Our next set of navigation controls is a SCORM 2004 4th Edition feature for jumping to another SCO. (Part of the confusion of SCORM is its terminology. We try to stick to how Hakase SCORM Course Builder works and the terms it uses – but sometimes we need to be technically specific.)

For us, a course and a SCO are almost always the same thing. But not always, and this is where the confusion comes in. Take for example this package. (This is from version blackjack-1.1.4 so in newer versions, it will look different.)

one package, two courses


Here we have one course, but by definition two SCOs, and we have to ask ourselves, is this a reasonable design? Probably not. But being who we are, we have to test everything. Actually, it’s more likely that you’d see this design

two complex clusters and a final course

which still isn’t very good design. You don’t need to duplicate the Welcome course at the start, it might look correct here but it’s quite confusing for the end user. Or you might see something more like this

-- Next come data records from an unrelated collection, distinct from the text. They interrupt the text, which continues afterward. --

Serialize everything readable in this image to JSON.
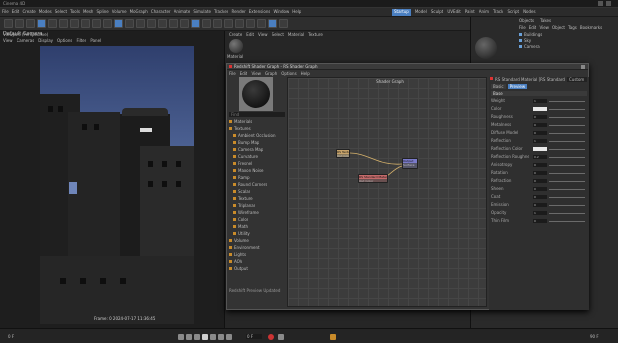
{
  "app": {
    "title": "Cinema 4D",
    "layout_label": "Startup",
    "menus": [
      "File",
      "Edit",
      "Create",
      "Modes",
      "Select",
      "Tools",
      "Mesh",
      "Spline",
      "Volume",
      "MoGraph",
      "Character",
      "Animate",
      "Simulate",
      "Tracker",
      "Render",
      "Extensions",
      "Window",
      "Help"
    ],
    "mode_tabs": [
      "Startup",
      "Model",
      "Sculpt",
      "UVEdit",
      "Paint",
      "Anim",
      "Track",
      "Script",
      "Nodes"
    ]
  },
  "viewport": {
    "title": "Viewport (Perspective)",
    "menus": [
      "View",
      "Cameras",
      "Display",
      "Options",
      "Filter",
      "Panel"
    ],
    "label": "Default Camera",
    "status_text": "Frame: 0  2024-07-17  11:36:45"
  },
  "object_manager": {
    "tabs": [
      "Objects",
      "Takes"
    ],
    "menus": [
      "File",
      "Edit",
      "View",
      "Object",
      "Tags",
      "Bookmarks"
    ],
    "items": [
      "Buildings",
      "Sky",
      "Camera"
    ]
  },
  "material_manager": {
    "menus": [
      "Create",
      "Edit",
      "View",
      "Select",
      "Material",
      "Texture"
    ],
    "material_name": "Material"
  },
  "node_editor": {
    "title": "Redshift Shader Graph - RS Shader Graph",
    "menus": [
      "File",
      "Edit",
      "View",
      "Graph",
      "Options",
      "Help"
    ],
    "graph_title": "Shader Graph",
    "find_placeholder": "Find",
    "tree": [
      "Materials",
      "Textures",
      "Ambient Occlusion",
      "Bump Map",
      "Camera Map",
      "Curvature",
      "Fresnel",
      "Maxon Noise",
      "Ramp",
      "Round Corners",
      "Scalar",
      "Texture",
      "Triplanar",
      "Wireframe",
      "Color",
      "Math",
      "Utility",
      "Volume",
      "Environment",
      "Lights",
      "AOV",
      "Output"
    ],
    "nodes": {
      "texture": {
        "title": "RS Texture",
        "port": "Out Color"
      },
      "material": {
        "title": "RS Standard Material",
        "port": "Out Color"
      },
      "output": {
        "title": "Output",
        "port": "Surface"
      }
    },
    "status_text": "Redshift Preview Updated"
  },
  "attributes": {
    "title": "RS Standard Material [RS Standard Material]",
    "mode_label": "Custom",
    "tabs": [
      "Basic",
      "Preview"
    ],
    "section": "Base",
    "rows": [
      {
        "label": "Weight",
        "value": "1"
      },
      {
        "label": "Color",
        "value": ""
      },
      {
        "label": "Roughness",
        "value": "0"
      },
      {
        "label": "Metalness",
        "value": "0"
      },
      {
        "label": "Diffuse Model",
        "value": "0"
      },
      {
        "label": "Reflection",
        "value": "1"
      },
      {
        "label": "Reflection Color",
        "value": ""
      },
      {
        "label": "Reflection Roughness",
        "value": "0.2"
      },
      {
        "label": "Anisotropy",
        "value": "0"
      },
      {
        "label": "Rotation",
        "value": "0"
      },
      {
        "label": "Refraction",
        "value": "0"
      },
      {
        "label": "Sheen",
        "value": "0"
      },
      {
        "label": "Coat",
        "value": "0"
      },
      {
        "label": "Emission",
        "value": "0"
      },
      {
        "label": "Opacity",
        "value": "1"
      },
      {
        "label": "Thin Film",
        "value": "0"
      }
    ]
  },
  "timeline": {
    "current_frame": "0 F",
    "start_frame": "0 F",
    "end_frame": "90 F"
  },
  "colors": {
    "accent": "#4a7fc1",
    "node_texture": "#c7a36a",
    "node_material": "#c46a6a",
    "node_output": "#7a7ac9",
    "wire": "#d7b36c"
  }
}
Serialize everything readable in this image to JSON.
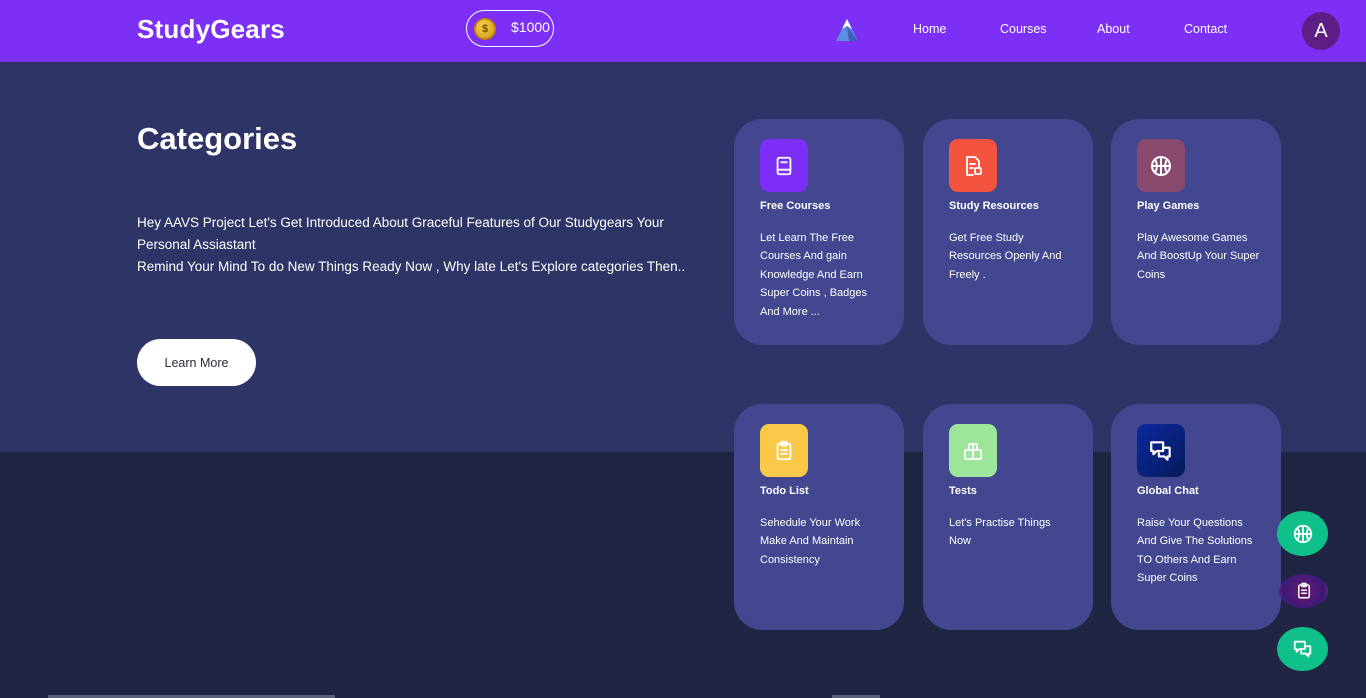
{
  "header": {
    "brand": "StudyGears",
    "coins": "$1000",
    "coin_symbol": "$",
    "nav": [
      "Home",
      "Courses",
      "About",
      "Contact"
    ],
    "avatar_initial": "A",
    "accent": "#7c2ff5"
  },
  "hero": {
    "title": "Categories",
    "description_line1": "Hey AAVS Project Let's Get Introduced About Graceful Features of Our Studygears Your Personal Assiastant",
    "description_line2": "Remind Your Mind To do New Things Ready Now , Why late Let's Explore categories Then..",
    "cta_label": "Learn More"
  },
  "cards": [
    {
      "title": "Free Courses",
      "text": "Let Learn The Free Courses And gain Knowledge And Earn Super Coins , Badges And More ...",
      "icon": "book-icon",
      "color": "#7b2ff7"
    },
    {
      "title": "Study Resources",
      "text": "Get Free Study Resources Openly And Freely .",
      "icon": "document-icon",
      "color": "#f4543f"
    },
    {
      "title": "Play Games",
      "text": "Play Awesome Games And BoostUp Your Super Coins",
      "icon": "basketball-icon",
      "color": "#8a4a6f"
    },
    {
      "title": "Todo List",
      "text": "Sehedule Your Work Make And Maintain Consistency",
      "icon": "clipboard-icon",
      "color": "#fbc94a"
    },
    {
      "title": "Tests",
      "text": "Let's Practise Things Now",
      "icon": "test-icon",
      "color": "#9de59b"
    },
    {
      "title": "Global Chat",
      "text": "Raise Your Questions And Give The Solutions TO Others And Earn Super Coins",
      "icon": "chat-icon",
      "color": "#0a2a9e"
    }
  ],
  "floating_buttons": [
    {
      "icon": "basketball-icon",
      "color": "#10c08a"
    },
    {
      "icon": "clipboard-icon",
      "color": "#6a1a6e"
    },
    {
      "icon": "chat-icon",
      "color": "#10c08a"
    }
  ]
}
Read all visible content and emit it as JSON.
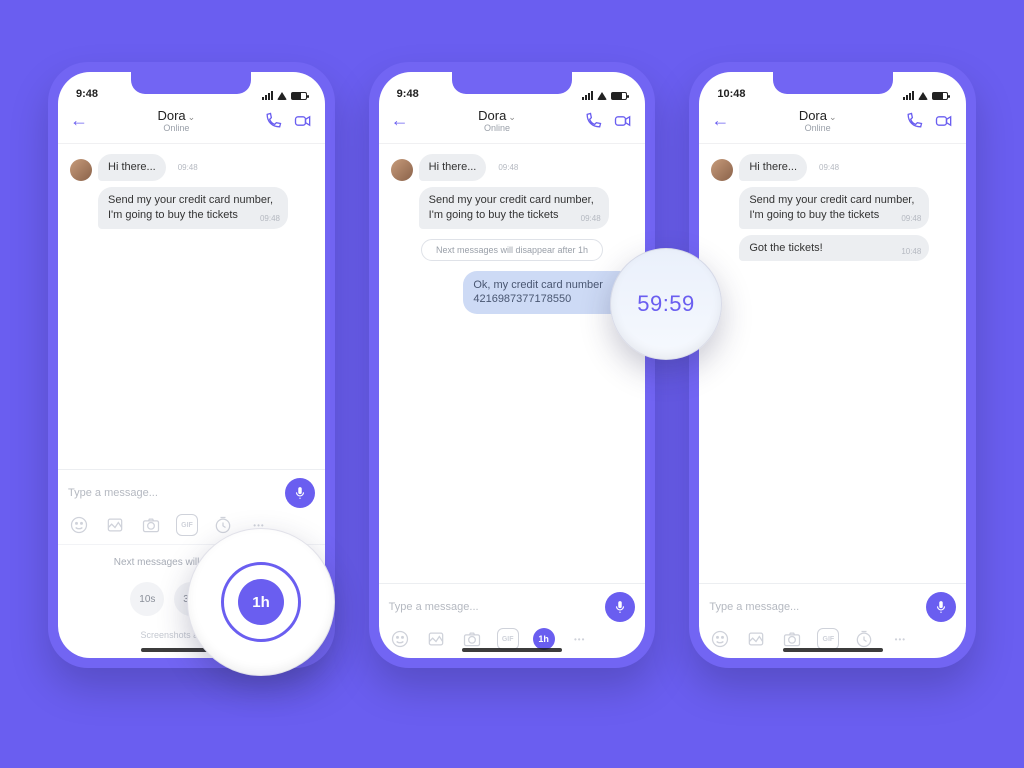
{
  "colors": {
    "accent": "#6a5ef0",
    "bg": "#6a5ef0",
    "bubble_out": "#cddaf5"
  },
  "phones": [
    {
      "status_time": "9:48",
      "header": {
        "name": "Dora",
        "status": "Online"
      },
      "messages": {
        "m1_text": "Hi there...",
        "m1_time": "09:48",
        "m2_text": "Send my your credit card number, I'm going to buy the tickets",
        "m2_time": "09:48"
      },
      "input_placeholder": "Type a message...",
      "timer_panel": {
        "caption": "Next messages will disappear after",
        "chips": [
          "10s",
          "30s"
        ],
        "screenshot_line": "Screenshots are disabled"
      },
      "magnifier": "1h"
    },
    {
      "status_time": "9:48",
      "header": {
        "name": "Dora",
        "status": "Online"
      },
      "messages": {
        "m1_text": "Hi there...",
        "m1_time": "09:48",
        "m2_text": "Send my your credit card number, I'm going to buy the tickets",
        "m2_time": "09:48",
        "divider": "Next messages will disappear after 1h",
        "out_text": "Ok, my credit card number 4216987377178550"
      },
      "input_placeholder": "Type a message...",
      "tool_badge": "1h",
      "magnifier": "59:59"
    },
    {
      "status_time": "10:48",
      "header": {
        "name": "Dora",
        "status": "Online"
      },
      "messages": {
        "m1_text": "Hi there...",
        "m1_time": "09:48",
        "m2_text": "Send my your credit card number, I'm going to buy the tickets",
        "m2_time": "09:48",
        "m3_text": "Got the tickets!",
        "m3_time": "10:48"
      },
      "input_placeholder": "Type a message..."
    }
  ]
}
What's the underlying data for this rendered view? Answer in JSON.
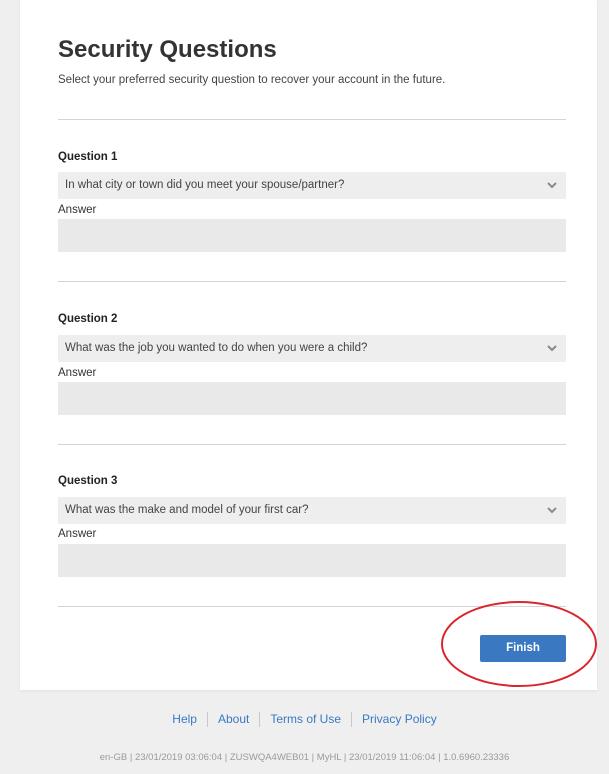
{
  "header": {
    "title": "Security Questions",
    "subtitle": "Select your preferred security question to recover your account in the future."
  },
  "questions": [
    {
      "label": "Question 1",
      "selected": "In what city or town did you meet your spouse/partner?",
      "answer_label": "Answer",
      "answer_value": ""
    },
    {
      "label": "Question 2",
      "selected": "What was the job you wanted to do when you were a child?",
      "answer_label": "Answer",
      "answer_value": ""
    },
    {
      "label": "Question 3",
      "selected": "What was the make and model of your first car?",
      "answer_label": "Answer",
      "answer_value": ""
    }
  ],
  "actions": {
    "finish_label": "Finish"
  },
  "footer": {
    "links": [
      "Help",
      "About",
      "Terms of Use",
      "Privacy Policy"
    ],
    "build_info": "en-GB | 23/01/2019 03:06:04 | ZUSWQA4WEB01 | MyHL | 23/01/2019 11:06:04 | 1.0.6960.23336"
  },
  "colors": {
    "page_background": "#efefef",
    "card_background": "#ffffff",
    "field_background": "#eeeeee",
    "accent": "#3b78c2",
    "link": "#3a78c3",
    "annotation": "#d9262c"
  },
  "icons": {
    "dropdown": "chevron-down-icon"
  }
}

complex package with clusters

This is a reasonable design – have a minimum of 3 clusters required, then you can put a test in course conclusion and you’re kind-of-done. But it’s still confusing, because if the user completes course two in cluster A, they may have to complete it again in cluster B if they want to do course three.

And so here’s the dilemma in our design – SCORM 2004 4th Edition navigation actually works on clusters (well, items, but we don’t use that terminology here), not courses (i.e. resources). So if I have a navigation request to jump to course two, which one should it go to? The one in cluster A or cluster B?

And that’s the problem. It’s not impossible to code up. But it’s … difficult. This is how the design looks now:

Hakase Object for navigationBased on the package one from the beginning, there’s only one course to link to, but which one? By definition they’re both clusters and there’s no difference in the cluster name at the moment, so that doesn’t help.

So we have two choices:

  1. Not allow a course to be used more than once in a package. This actually seems reasonable, but will then stop some interesting package and cluster designs.
  2. Change the navigation object to jump to the cluster > course link.

The second option is probably what we’ll go for since it allows for richer interactions with clusters. But if you name your clusters and courses the same then it’s going to be confusing for you as a designer.

So be good with your naming.

CEO, Tetsuwan Technology
We love learning.

Posted in Blog.